A rare mix of the avant-garde and daring characterises the Rotterdam Film Festival. Chris Darke dips into the world of cinema as an `alchemical box of

wondrous tricks'.

Another day, another film. Seven days into its 27th International Film Festival and Rotterdam has been transformed into a city of cinema. There are festival screenings and events wherever one turns, from the gleaming post-modern cube of the Pathe multiplex on the Schouwbergplein to the smaller repertory cinemas and galleries. The festival provides an embarrassment of cinematic riches within which it's possible to identify certain themes being explored with some consistency.

Another night, another `avant-dance music film-clash'. For me, the highpoint of the festival so far was the screening of work by Sixties American avant- garde film-maker Harry Smith with live turntable accompaniment by the New York-based DJ Shadow. Pure phantasmagoria.

Smith, a legendary figure of the American avant-garde, died in 1991 but left detailed instructions on how he intended his extraordinary multiple- projection films to be screened. With a panoply of magic lanterns, slide and film projectors, Smith's protege, the American animator M Henry Jones, delivered a dazzling event. It's somewhat trite to say that the work still looks "modern" but the combination of multiple projections make Smith's films - particularly the remarkable later work Heaven and Earth Magic - now resemble a blending of Grateful Dead album artwork, Sixties liquid light shows and hi-tech digital design.

Such an imaginative reappraisal of the "classic" avant-garde was at the heart of this year's festival. It's become a commonplace among film exhibitors and adventurously-minded curators to talk about "cultural cross-over" in cinema. The increasing use of film and video and the turntable/projector clashes of club-based screenings are part of this rhetoric of cinema "exploding" beyond the multiplex culture.

As well as numerous explorations of the relationship between film and new electronics, there are also rewarding excursions into gallery spaces. At the Boijmans van Beuningen Museum, two pieces were especially interesting in terms of how they approached the use of the moving image as a sculptural form. Deadpan by the British film and video artist Steve McQueen is an installation piece based around the Buster Keaton sight gag of the house that topples around the standing figure of the stony-faced stuntman.

McQueen reprises the Keaton role in his installation, shooting the falling house-front from a variety of vertiginous angles and the installation space is constructed so that the fall of the building seems to fill it entirely. Equally intriguing is the Optical Box designed by the British animators The Quay Brothers: a number of distorting lenses looking into a large container reveal curious shapes, forms and creatures - it's cinema as an alchemical box of wondrous tricks, a wunderkammer of the imagination.

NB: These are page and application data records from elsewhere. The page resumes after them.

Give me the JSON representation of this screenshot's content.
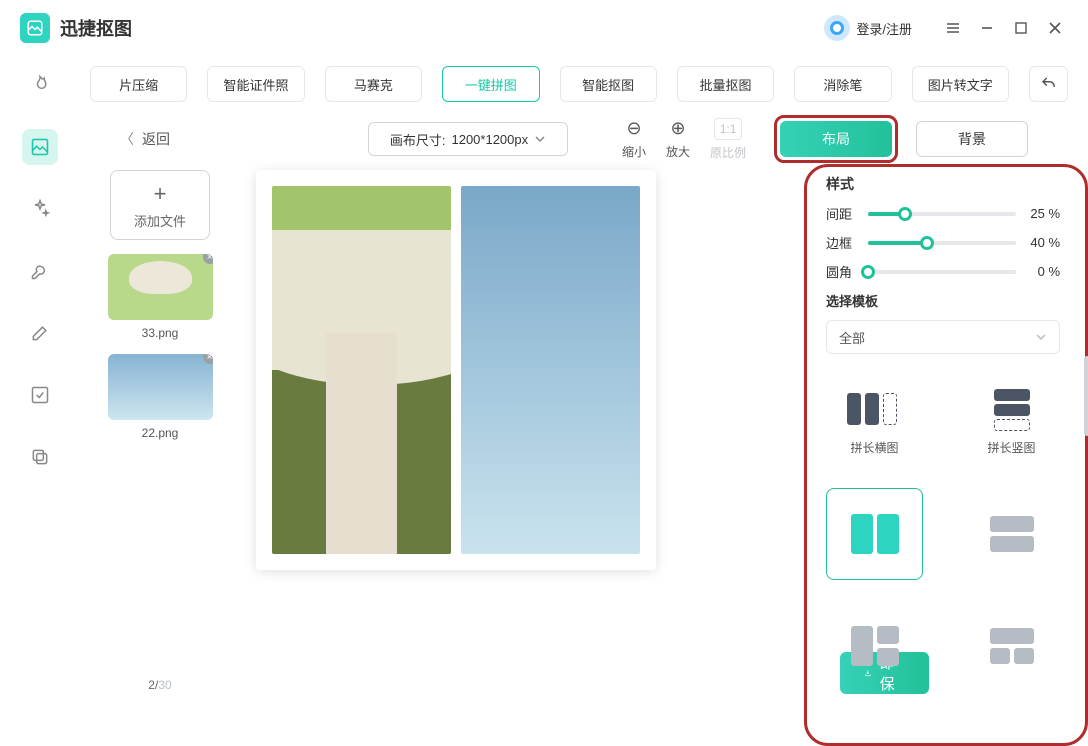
{
  "app": {
    "title": "迅捷抠图",
    "login": "登录/注册"
  },
  "tabs": [
    "片压缩",
    "智能证件照",
    "马赛克",
    "一键拼图",
    "智能抠图",
    "批量抠图",
    "消除笔",
    "图片转文字"
  ],
  "active_tab_index": 3,
  "back_label": "返回",
  "canvas_size": {
    "prefix": "画布尺寸:",
    "value": "1200*1200px"
  },
  "zoom": {
    "out": "缩小",
    "in": "放大",
    "reset": "原比例",
    "ratio": "1:1"
  },
  "segments": {
    "layout": "布局",
    "bg": "背景"
  },
  "files": {
    "add_label": "添加文件",
    "items": [
      {
        "name": "33.png",
        "kind": "mushroom"
      },
      {
        "name": "22.png",
        "kind": "sky"
      }
    ],
    "count_current": 2,
    "count_total": 30
  },
  "panel": {
    "style_heading": "样式",
    "sliders": [
      {
        "label": "间距",
        "value": 25,
        "pct": 25
      },
      {
        "label": "边框",
        "value": 40,
        "pct": 40
      },
      {
        "label": "圆角",
        "value": 0,
        "pct": 0
      }
    ],
    "percent_suffix": "%",
    "template_heading": "选择模板",
    "dropdown_value": "全部",
    "template_labels": {
      "wide": "拼长横图",
      "tall": "拼长竖图"
    }
  },
  "save_label": "立即保存"
}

Jonathan Weiss's brave and compelling adaptation of JG Ballard's experimental novel The Atrocity Exhibition deserves to receive wide distribution but, given the furore that surrounded the release of Cronenberg's adaptation of Crash it's unlikely to be granted an easy passage. This would be pity because Weiss's film is a single-minded cinematic elaboration of Ballard's dystopian landscape, one circumscribed by abandoned military installations, car crashes and psychosexual disturbances of a deeply millennial nature. Ballard is an outspoken supporter of the film, having called it "an extraordinary work".

Johan Grimonprez's dial H-I-S-T-O-R-Y is another work that uses archive footage in imaginative ways to read the history of the last 30 years through the optic of sky- jacking and international terrorism.

Elsewhere, Iranian cinema is becoming increasingly visible. Not only have there been screenings of the new Abbas Kiarostami film Taste of Cherry but new films by Jafar Panahi also feature. As do works by what might be called the "next generation" of Iranian directors who are, quite literally, the sons and daughters of the most auspicious of the current directors. Kiarostami's son Bahman has two documentary shorts in the programme and Hannah Makhmalbaf, daughter of Mohsen Makhmalbaf, the director of Gabbeh and indirect subject of Kiarostami's Close Up, also shows a documentary short in the festival.

There have been glowing reports on Knoflikari by Czech director Petr Zelenka, a black comedy about chance, personal identity and the ghost of the pilot of Enola Gay. By far the most soothing and beautiful of the films that I've caught so far is the Indian feature Dance of the Wind by Rajan Khosa. This ritualistically-paced slow burner studies the personal crisis of a young woman singer of traditional Indian music whose mother dies.

As I write this, the MTV channel on the hotel television is playing animations by the illustrious British experimentalist Len Lye in between the music videos. Who mentioned cultural cross-overs?